Instructions to follow ▸ Copy each line of the material below that includes the string "text".

Given records ▸
----------

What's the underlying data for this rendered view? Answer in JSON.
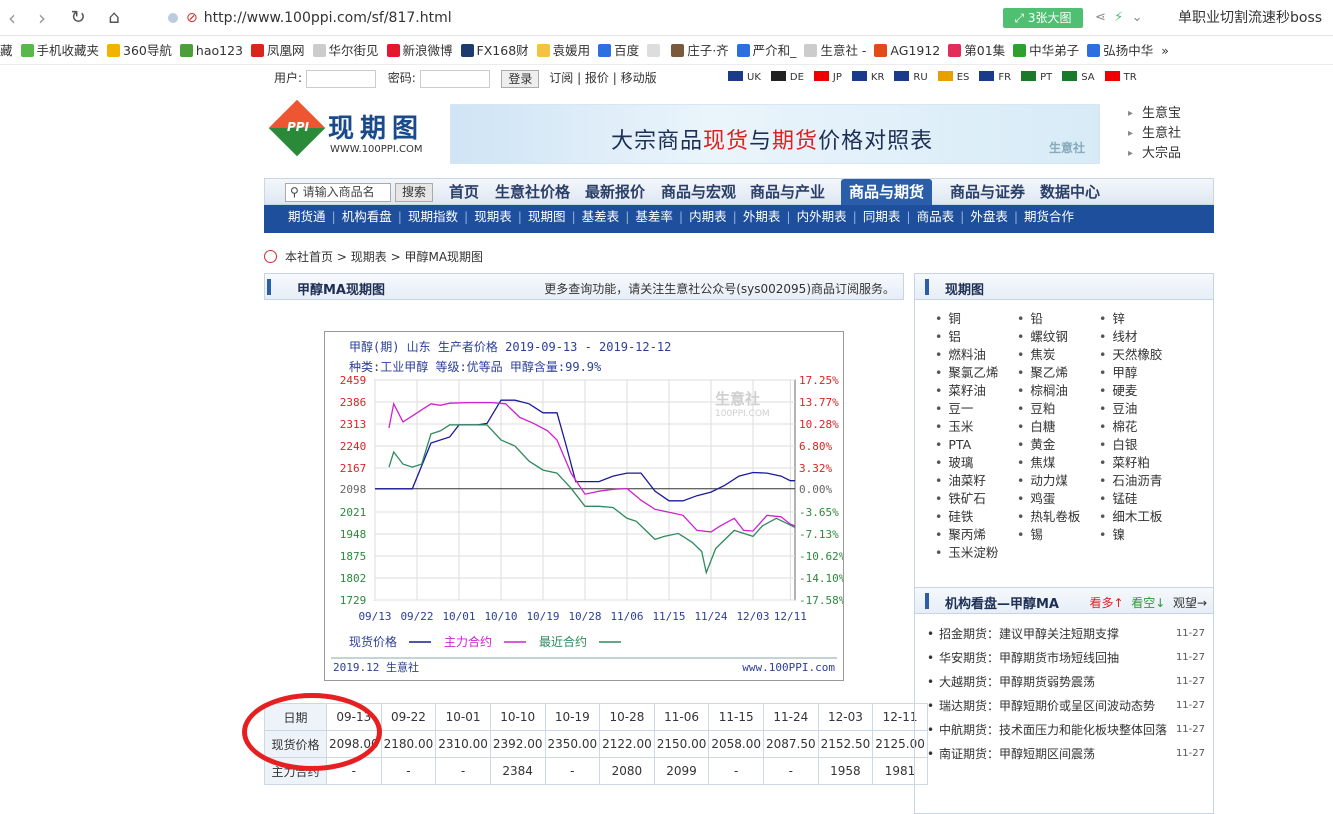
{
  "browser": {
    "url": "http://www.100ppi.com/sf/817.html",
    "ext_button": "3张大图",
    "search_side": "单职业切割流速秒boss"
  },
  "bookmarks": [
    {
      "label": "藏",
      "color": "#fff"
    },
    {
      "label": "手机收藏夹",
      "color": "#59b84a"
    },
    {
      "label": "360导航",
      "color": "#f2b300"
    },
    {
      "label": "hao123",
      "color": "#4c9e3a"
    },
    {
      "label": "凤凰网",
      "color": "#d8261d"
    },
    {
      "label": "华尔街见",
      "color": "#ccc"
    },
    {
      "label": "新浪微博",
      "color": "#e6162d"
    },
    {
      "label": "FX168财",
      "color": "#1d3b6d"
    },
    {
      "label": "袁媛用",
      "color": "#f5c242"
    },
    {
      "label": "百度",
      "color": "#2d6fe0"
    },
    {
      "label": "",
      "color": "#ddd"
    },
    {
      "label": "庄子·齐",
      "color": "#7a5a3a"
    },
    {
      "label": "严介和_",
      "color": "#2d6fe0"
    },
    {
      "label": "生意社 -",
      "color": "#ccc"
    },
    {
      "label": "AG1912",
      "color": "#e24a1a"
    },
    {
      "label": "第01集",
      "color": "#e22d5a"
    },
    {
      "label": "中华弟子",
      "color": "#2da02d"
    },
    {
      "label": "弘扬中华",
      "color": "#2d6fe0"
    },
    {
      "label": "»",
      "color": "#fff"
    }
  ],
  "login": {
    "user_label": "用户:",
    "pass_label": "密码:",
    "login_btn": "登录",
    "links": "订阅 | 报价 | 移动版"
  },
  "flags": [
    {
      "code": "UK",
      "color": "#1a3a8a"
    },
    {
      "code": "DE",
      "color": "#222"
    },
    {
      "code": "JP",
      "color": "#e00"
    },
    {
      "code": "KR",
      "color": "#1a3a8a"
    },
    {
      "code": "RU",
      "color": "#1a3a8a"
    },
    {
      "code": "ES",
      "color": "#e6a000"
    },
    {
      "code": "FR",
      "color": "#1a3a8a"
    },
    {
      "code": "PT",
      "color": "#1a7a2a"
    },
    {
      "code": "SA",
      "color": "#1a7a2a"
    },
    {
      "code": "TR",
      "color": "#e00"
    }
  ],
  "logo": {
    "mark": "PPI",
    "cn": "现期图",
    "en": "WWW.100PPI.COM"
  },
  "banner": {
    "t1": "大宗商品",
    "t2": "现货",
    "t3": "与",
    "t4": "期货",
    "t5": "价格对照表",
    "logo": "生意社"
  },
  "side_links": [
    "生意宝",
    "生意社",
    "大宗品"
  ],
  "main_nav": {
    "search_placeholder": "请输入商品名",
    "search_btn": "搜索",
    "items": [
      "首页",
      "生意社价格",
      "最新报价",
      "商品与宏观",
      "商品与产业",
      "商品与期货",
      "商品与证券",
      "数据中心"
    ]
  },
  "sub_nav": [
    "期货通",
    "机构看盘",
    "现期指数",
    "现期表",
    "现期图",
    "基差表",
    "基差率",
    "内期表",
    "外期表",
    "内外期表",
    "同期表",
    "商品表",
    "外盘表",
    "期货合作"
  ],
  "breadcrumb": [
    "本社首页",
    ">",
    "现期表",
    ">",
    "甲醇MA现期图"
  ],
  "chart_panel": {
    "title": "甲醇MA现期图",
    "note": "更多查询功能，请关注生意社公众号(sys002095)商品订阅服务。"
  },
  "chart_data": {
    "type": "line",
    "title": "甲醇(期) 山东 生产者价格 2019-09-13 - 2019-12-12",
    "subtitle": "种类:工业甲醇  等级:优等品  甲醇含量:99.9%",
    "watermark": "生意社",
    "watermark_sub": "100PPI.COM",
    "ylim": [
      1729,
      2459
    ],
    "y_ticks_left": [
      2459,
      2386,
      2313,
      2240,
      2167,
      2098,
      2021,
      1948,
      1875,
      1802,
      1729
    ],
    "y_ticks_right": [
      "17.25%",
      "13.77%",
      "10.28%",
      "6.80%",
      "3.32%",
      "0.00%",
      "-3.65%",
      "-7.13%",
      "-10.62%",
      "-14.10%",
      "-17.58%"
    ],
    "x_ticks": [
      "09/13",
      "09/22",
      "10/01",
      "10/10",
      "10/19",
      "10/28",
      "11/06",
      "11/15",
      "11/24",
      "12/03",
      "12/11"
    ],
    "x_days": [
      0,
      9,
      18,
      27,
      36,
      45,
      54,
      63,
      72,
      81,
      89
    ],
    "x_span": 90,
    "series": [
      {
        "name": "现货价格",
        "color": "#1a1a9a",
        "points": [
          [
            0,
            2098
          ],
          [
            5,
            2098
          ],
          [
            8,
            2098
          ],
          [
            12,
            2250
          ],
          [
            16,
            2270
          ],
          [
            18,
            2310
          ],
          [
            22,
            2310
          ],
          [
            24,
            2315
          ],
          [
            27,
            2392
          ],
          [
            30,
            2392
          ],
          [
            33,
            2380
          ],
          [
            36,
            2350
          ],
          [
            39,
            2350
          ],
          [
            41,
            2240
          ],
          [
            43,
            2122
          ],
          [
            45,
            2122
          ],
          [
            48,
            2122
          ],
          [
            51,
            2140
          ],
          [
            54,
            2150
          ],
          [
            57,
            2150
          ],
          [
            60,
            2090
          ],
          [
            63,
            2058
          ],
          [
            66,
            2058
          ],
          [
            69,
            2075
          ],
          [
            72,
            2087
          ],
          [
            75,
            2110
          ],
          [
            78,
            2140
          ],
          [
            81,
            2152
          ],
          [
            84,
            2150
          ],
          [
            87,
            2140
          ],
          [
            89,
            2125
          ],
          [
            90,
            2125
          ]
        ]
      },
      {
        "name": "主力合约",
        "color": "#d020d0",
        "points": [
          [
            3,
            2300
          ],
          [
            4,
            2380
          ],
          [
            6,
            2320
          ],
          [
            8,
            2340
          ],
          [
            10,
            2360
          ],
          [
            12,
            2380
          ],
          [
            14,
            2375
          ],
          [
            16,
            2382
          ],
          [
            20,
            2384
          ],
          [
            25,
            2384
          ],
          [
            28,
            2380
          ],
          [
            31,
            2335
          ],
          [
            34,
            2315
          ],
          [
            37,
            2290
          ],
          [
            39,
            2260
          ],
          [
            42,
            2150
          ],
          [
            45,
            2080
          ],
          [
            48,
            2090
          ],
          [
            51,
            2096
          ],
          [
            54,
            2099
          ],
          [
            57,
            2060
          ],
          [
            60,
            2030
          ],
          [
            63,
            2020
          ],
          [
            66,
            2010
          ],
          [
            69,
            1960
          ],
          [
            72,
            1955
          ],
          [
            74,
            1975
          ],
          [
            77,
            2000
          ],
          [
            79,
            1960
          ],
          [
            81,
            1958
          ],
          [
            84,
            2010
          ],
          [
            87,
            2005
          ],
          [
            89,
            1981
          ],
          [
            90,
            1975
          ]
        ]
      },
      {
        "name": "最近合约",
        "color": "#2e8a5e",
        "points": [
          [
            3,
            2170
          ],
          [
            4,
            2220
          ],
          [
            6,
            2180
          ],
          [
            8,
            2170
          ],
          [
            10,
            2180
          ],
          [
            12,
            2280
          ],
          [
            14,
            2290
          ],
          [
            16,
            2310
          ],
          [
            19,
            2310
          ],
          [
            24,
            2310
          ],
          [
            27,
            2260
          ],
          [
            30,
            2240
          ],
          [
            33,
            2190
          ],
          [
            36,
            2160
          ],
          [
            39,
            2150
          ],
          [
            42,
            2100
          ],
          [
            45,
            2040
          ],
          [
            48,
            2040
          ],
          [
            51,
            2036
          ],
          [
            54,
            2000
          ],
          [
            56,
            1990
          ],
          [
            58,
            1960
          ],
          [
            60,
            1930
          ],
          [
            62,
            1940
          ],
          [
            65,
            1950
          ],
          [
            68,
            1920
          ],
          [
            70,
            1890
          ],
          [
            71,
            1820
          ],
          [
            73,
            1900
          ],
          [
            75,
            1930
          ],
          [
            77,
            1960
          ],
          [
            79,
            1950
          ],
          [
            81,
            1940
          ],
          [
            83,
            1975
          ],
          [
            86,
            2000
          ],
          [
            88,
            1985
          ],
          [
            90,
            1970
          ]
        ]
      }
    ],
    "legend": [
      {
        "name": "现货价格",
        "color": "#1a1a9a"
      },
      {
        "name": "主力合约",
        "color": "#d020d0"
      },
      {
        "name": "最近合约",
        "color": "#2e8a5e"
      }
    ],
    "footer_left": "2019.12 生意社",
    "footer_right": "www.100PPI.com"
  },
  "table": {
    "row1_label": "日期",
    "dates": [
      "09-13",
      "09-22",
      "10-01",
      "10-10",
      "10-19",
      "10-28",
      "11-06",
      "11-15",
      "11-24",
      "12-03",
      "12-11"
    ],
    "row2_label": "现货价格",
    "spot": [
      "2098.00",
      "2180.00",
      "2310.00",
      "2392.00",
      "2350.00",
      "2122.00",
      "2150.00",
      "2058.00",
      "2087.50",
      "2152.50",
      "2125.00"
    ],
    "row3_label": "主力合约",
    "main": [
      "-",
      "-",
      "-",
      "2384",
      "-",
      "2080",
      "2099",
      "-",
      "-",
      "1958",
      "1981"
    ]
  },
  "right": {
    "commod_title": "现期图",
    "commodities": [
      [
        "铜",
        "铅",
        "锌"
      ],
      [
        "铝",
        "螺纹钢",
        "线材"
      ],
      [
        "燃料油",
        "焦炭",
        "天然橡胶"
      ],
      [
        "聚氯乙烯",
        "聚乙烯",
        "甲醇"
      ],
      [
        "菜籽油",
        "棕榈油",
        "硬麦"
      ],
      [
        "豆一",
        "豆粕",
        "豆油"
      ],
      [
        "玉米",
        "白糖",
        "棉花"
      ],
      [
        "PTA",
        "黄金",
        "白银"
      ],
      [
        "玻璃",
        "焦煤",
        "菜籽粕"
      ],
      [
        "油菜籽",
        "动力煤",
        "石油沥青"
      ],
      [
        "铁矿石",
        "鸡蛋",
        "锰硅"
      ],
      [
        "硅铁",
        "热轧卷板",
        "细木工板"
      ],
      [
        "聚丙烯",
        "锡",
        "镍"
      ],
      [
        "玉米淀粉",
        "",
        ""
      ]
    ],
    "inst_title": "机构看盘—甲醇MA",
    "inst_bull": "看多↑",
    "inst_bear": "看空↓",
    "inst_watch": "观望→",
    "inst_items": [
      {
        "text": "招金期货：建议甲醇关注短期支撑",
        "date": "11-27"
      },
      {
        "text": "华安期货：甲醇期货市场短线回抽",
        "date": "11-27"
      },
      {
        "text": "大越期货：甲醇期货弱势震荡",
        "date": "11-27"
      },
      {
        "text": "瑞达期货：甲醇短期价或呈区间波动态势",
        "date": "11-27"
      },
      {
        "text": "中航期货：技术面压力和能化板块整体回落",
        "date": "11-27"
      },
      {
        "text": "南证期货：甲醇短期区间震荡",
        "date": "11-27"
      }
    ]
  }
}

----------

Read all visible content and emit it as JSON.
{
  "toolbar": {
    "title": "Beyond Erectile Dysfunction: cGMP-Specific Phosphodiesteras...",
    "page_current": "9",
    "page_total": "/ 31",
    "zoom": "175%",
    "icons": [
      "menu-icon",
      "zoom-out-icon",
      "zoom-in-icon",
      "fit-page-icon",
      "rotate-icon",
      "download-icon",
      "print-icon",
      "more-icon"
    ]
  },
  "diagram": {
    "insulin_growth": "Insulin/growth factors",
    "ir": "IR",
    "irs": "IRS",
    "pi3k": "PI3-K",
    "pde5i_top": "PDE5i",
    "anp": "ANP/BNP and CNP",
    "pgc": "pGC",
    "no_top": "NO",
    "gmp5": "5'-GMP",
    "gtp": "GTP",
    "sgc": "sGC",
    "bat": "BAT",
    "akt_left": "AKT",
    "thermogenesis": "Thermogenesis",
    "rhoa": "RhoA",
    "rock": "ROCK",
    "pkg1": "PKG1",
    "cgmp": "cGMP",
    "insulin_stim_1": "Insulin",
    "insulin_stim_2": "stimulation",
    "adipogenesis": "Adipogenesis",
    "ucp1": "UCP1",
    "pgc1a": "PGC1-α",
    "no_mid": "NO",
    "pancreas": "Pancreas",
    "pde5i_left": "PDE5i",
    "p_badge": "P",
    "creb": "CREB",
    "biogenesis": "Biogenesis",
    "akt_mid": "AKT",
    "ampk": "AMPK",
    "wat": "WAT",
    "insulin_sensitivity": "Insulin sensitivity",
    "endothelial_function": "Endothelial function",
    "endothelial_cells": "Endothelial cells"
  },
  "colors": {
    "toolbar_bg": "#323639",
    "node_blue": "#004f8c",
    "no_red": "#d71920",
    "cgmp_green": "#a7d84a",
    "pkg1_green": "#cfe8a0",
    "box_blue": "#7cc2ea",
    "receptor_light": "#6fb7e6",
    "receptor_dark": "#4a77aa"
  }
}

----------

Response below ▸
        "text": "招金期货：建议甲醇关注短期支撑",
        "text": "华安期货：甲醇期货市场短线回抽",
        "text": "大越期货：甲醇期货弱势震荡",
        "text": "瑞达期货：甲醇短期价或呈区间波动态势",
        "text": "中航期货：技术面压力和能化板块整体回落",
        "text": "南证期货：甲醇短期区间震荡",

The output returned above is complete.